The tie between the terrorist attack and the restrictive immigration laws that followed reflected the way hysteria crowded out nuanced and reasoned thinking when it came to immigration and terrorism. Even The Washington Post sounded alarmist notes. An editorial published Sept. 20, 1920, described the Wall Street bombing as exemplifying “the extent to which the alien scum from the cesspools and sewers of the Old World has polluted the clear spring of American democracy.”
Some immigrants committed violent acts in the late 1910s and early 1920s, while some leftist immigrants undoubtedly wanted to see fundamental changes in the American political system. But the scale of these “terrorist” threats by a few bad actors never came close to justifying the wholesale exclusion of millions desperate for new lives.

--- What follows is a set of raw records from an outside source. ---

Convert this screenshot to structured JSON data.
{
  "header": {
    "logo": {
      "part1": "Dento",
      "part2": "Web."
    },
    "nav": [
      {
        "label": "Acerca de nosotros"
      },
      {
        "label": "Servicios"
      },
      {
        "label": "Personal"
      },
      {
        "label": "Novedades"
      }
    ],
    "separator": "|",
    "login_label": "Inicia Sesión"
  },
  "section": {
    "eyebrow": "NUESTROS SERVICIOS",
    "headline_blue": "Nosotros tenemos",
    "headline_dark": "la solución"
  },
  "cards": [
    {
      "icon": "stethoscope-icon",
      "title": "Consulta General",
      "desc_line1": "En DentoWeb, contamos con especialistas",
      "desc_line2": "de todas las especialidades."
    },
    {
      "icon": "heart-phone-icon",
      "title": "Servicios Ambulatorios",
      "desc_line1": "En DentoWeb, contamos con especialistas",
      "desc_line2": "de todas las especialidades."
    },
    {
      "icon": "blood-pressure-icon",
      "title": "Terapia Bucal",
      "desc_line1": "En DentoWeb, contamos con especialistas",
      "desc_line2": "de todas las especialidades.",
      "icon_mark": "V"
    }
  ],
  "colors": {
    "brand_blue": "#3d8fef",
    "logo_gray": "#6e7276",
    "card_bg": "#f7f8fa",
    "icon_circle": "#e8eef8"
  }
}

As we confront these same questions today, we must ask ourselves how real the purported “terrorist threat” posed by immigrants to America is. Ignoring this question a century ago had tragic consequences.
As a direct result of the National Origins Act, America’s doors were closed both to Jews seeking to escape the horrors of Nazi Germany and to the millions of refugees displaced by World War II and the descent of the Iron Curtain that followed. It took a special executive order in 1945 by President Truman to give priority access to those displaced by the war. Although the new law benefited some (such as the Epsteins, a family of Holocaust survivors whose story is told in Under One Roof, a new exhibit at the Tenement Museum — where I serve as president) it did not go far enough. The executive order and the subsequent Displaced Persons and Refugee Act of 1948 only allowed the admission of 423,000 people — a fraction of the tens of millions displaced by the war — some of whom were forced to live in camps until the 1960s.
But today, we can learn from this history.
According to research by the libertarian Cato Institute, the annual chance of being murdered by somebody other than a foreign-born terrorist was 252.9 times greater than the chance of dying in a terrorist attack committed by a foreign-born terrorist. Of the 3,252,493 refugees admitted from 1975 to the end of 2015, only 20 committed terrorist acts. In recent years (2008 to 2016), there were nearly twice as many incidents of native right-wing terrorism than terrorism caused by Islamic extremism. And of the 10 most deadly mass shootings in American history, nine were perpetrated by American born and raised shooters, seven of whom were white men.
Despite these facts, we hear no calls to ban white men from immigrating to the United States. Instead people demand to limit the number of Muslims and folks from “shithole countries” who enter the United States. When things “go wrong” in our society, we tend to scapegoat those who seem most foreign — those who worship differently than the majority of Americans do, those who come from new lands underrepresented among our current population, those who adhere to different political traditions. It seems to be easier to blame our problems on a foreign “other” rather than accept responsibility for our own role in creating them.
After all, there have already been 11 school shootings in the United States in 2018 — none perpetrated by immigrants — yet we hear no outcry about the “threat” posed by native-born Americans killing our children. Apparently we’d prefer to take on an imaginary, foreign threat than a real, domestic one.
But before we rush to shut our doors to people fleeing the horror that is Syria or send people back to conflict-ridden El Salvador, let’s make sure we are dealing with real facts, not imaginary foreign boogeymen, and let’s consider the possible consequences of so doing.